## Exercise brief
Show only those lines of the entries where the string "kind" is found.

[[ Recorded information open ]]

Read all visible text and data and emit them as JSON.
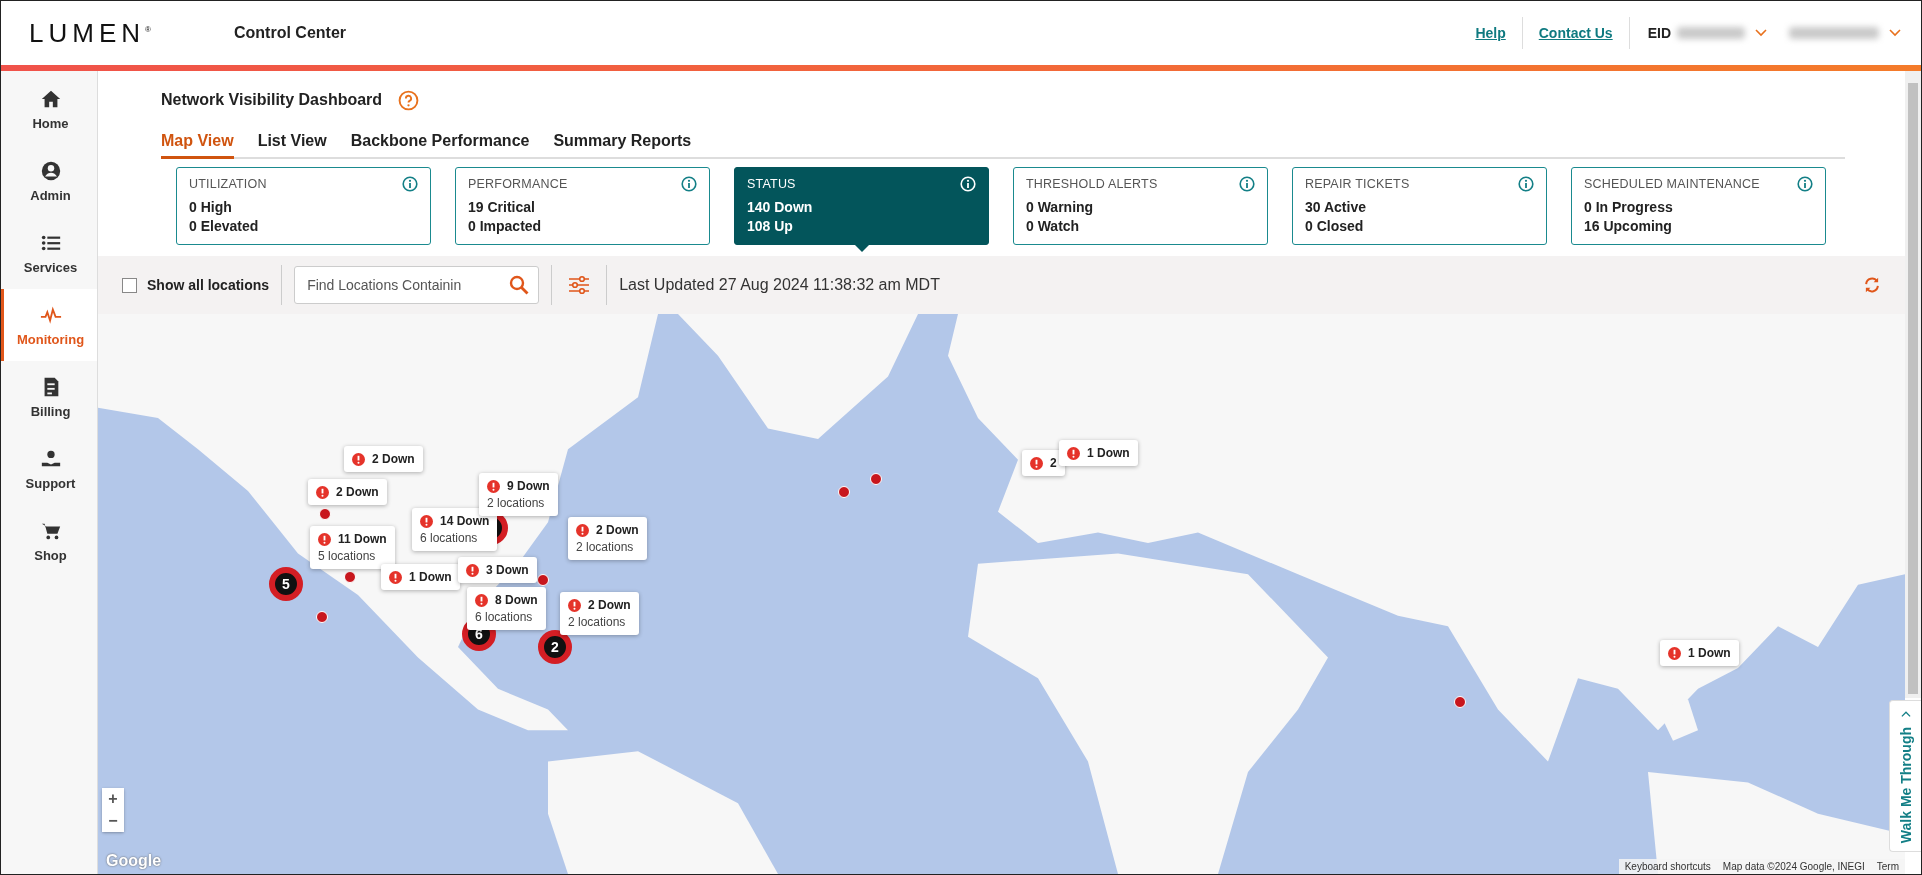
{
  "header": {
    "brand": "LUMEN$^{®}$",
    "app_title": "Control Center",
    "links": [
      {
        "label": "Help"
      },
      {
        "label": "Contact Us"
      }
    ],
    "account_label": "EID"
  },
  "sidebar": {
    "items": [
      {
        "label": "Home",
        "kind": "home",
        "selected": false
      },
      {
        "label": "Admin",
        "kind": "admin",
        "selected": false
      },
      {
        "label": "Services",
        "kind": "services",
        "selected": false
      },
      {
        "label": "Monitoring",
        "kind": "monitoring",
        "selected": true
      },
      {
        "label": "Billing",
        "kind": "billing",
        "selected": false
      },
      {
        "label": "Support",
        "kind": "support",
        "selected": false
      },
      {
        "label": "Shop",
        "kind": "shop",
        "selected": false
      }
    ]
  },
  "dashboard": {
    "title": "Network Visibility Dashboard",
    "tabs": [
      {
        "label": "Map View",
        "selected": true
      },
      {
        "label": "List View",
        "selected": false
      },
      {
        "label": "Backbone Performance",
        "selected": false
      },
      {
        "label": "Summary Reports",
        "selected": false
      }
    ],
    "cards": [
      {
        "title": "UTILIZATION",
        "lines": [
          "0 High",
          "0 Elevated"
        ],
        "selected": false
      },
      {
        "title": "PERFORMANCE",
        "lines": [
          "19 Critical",
          "0 Impacted"
        ],
        "selected": false
      },
      {
        "title": "STATUS",
        "lines": [
          "140 Down",
          "108 Up"
        ],
        "selected": true
      },
      {
        "title": "THRESHOLD ALERTS",
        "lines": [
          "0 Warning",
          "0 Watch"
        ],
        "selected": false
      },
      {
        "title": "REPAIR TICKETS",
        "lines": [
          "30 Active",
          "0 Closed"
        ],
        "selected": false
      },
      {
        "title": "SCHEDULED MAINTENANCE",
        "lines": [
          "0 In Progress",
          "16 Upcoming"
        ],
        "selected": false
      }
    ]
  },
  "toolbar": {
    "show_all": {
      "label": "Show all locations",
      "checked": false
    },
    "search": {
      "placeholder": "Find Locations Containin"
    },
    "last_updated": "Last Updated 27 Aug 2024 11:38:32 am MDT"
  },
  "map": {
    "popups": [
      {
        "title": "2 Down"
      },
      {
        "title": "2 Down"
      },
      {
        "title": "11 Down",
        "subtitle": "5 locations"
      },
      {
        "title": "14 Down",
        "subtitle": "6 locations"
      },
      {
        "title": "9 Down",
        "subtitle": "2 locations"
      },
      {
        "title": "1 Down"
      },
      {
        "title": "3 Down"
      },
      {
        "title": "8 Down",
        "subtitle": "6 locations"
      },
      {
        "title": "2 Down",
        "subtitle": "2 locations"
      },
      {
        "title": "2 Down",
        "subtitle": "2 locations"
      },
      {
        "title": "2"
      },
      {
        "title": "1 Down"
      },
      {
        "title": "1 Down"
      }
    ],
    "clusters": [
      {
        "count": "5"
      },
      {
        "count": "6"
      },
      {
        "count": "2"
      }
    ],
    "zoom_buttons": [
      "+",
      "−"
    ],
    "google_mark": "Google",
    "attributions": [
      "Keyboard shortcuts",
      "Map data ©2024 Google, INEGI",
      "Term"
    ]
  },
  "walkme": {
    "label": "Walk Me Through"
  }
}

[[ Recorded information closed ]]

## Response area
        "kind": "home",
        "kind": "admin",
        "kind": "services",
        "kind": "monitoring",
        "kind": "billing",
        "kind": "support",
        "kind": "shop",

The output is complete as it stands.